The four sacred herbs, or the four medicines, are tobacco, cedar, sage, and sweetgrass. Tobacco is often used as an offering and for prayer, but sage can be used as well. If you want to use tobacco, you can buy some from any gas station. But if you buy cigarettes, take the tobacco out of its paper before using it for smudging, praying, or gifting.

“I felt a great relief,” Eshappi says of a time his brother died and he wrote a letter, burning it afterwards. “Because, I have a strong connection in our culture. I understand things, but I had to experience things on my own, and I had to listen. You know, sometimes you read a letter and you have to read between the lines to get the real message and I’ve always wondered why my grandmother said “Listen. You take a walk out in nature, you listen.” But I couldn’t get it. Until I listened with my heart and things came to me…as I was praying [for my daughter] a voice came to me and said “sing.” … I don’t need to know any songs to sing for the grandfathers, as long as I sing for them. So, you see, we need to listen to our spirit when it tells us to do something, or some call it a gut feeling. Listen to that… in our culture, things will come to us and it depends how connected we are to our spirit name and to the Creator. How we feel when we’re praying, we pray with our heart, we’re praying with all we have.”

Writing down thought and feelings has to be proven to be therapeutic, but there’s a very social aspect to funerals. Especially Indigenous funerals where the community gets together and has a feast.

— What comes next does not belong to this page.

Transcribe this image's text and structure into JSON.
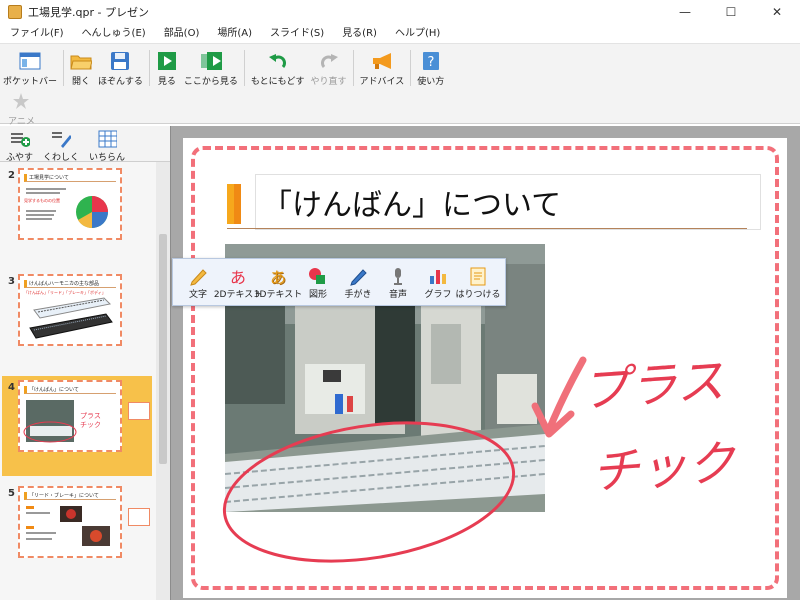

It’s something that just can’t be done right now, but we are lucky to live in a digital age where video calling is easy as long as you have a phone, tablet, or computer. And of course, there’s the phone call. A video or phone call won’t allow for hugging or just being near someone for support, but for now, it’s the next best thing.

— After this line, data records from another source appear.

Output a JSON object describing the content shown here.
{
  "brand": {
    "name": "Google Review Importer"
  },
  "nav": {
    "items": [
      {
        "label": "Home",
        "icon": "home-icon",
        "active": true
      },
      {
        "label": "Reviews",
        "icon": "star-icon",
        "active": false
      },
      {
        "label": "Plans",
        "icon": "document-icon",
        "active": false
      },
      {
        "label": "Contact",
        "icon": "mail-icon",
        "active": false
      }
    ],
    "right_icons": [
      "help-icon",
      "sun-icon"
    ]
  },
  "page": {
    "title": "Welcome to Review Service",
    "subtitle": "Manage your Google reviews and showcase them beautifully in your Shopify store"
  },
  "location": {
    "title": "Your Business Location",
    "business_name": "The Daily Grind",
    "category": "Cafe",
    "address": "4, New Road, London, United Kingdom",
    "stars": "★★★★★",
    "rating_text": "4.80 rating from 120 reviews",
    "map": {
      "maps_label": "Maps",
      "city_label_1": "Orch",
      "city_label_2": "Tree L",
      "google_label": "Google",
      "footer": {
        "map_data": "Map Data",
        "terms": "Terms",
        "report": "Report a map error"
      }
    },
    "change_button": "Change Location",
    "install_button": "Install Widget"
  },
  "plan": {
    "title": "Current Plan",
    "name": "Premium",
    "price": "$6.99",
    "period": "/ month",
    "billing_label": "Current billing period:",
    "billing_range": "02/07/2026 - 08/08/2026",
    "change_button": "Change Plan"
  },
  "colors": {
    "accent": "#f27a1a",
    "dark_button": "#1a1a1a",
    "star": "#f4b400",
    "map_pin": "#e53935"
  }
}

“You can talk about your feelings, your good times that you had with your friend. And share it,” Eshappie says on talking about a loved one who has passed. “You know, some people look at death as the end. It’s not like that. You see, when our loved ones go, the physical body goes back to dust… we leave this journey, then we go to the spirit world, we continue another journey with our loved ones that have passed on. So, down here we’re sad, we’re lonely. I should have done this; I shouldn’t have done that. Let those feelings go and be happy for him. Some cultures celebrate, they celebrate the passing of a loved one and that’s okay, I respect that… but some of us keep the pain and the hurt and when we do that, we keep the person back here from reaching the other side. After four days we need to let that go. Yes, we can talk about them and be happy, but if we keep crying and being sad and holding them back, he’s not going to the next world, the next spirit world. So, we need to remember that… to make it easier think of it like, she’s finished here. She’s finished what she had to do here, now she’s got to go on to the next world. Be with her family that has passed on and continue on the journey up there.”

Eshappie goes on to say how he tells his grandchildren that he’s just a phone call away and when he passes on he’ll just be a prayer away and that when a person passes they’re not gone forever, they’ve gone on to their next journey and can still be prayed to.

He says whether you speak a native language or not, their spirit will hear your prayers and to listen. And if you need a photograph or something physical to represent that person, then by all means use it. Talk to it and pray to your loved one’s spirit, because although you may not see it, if you listen you can hear them.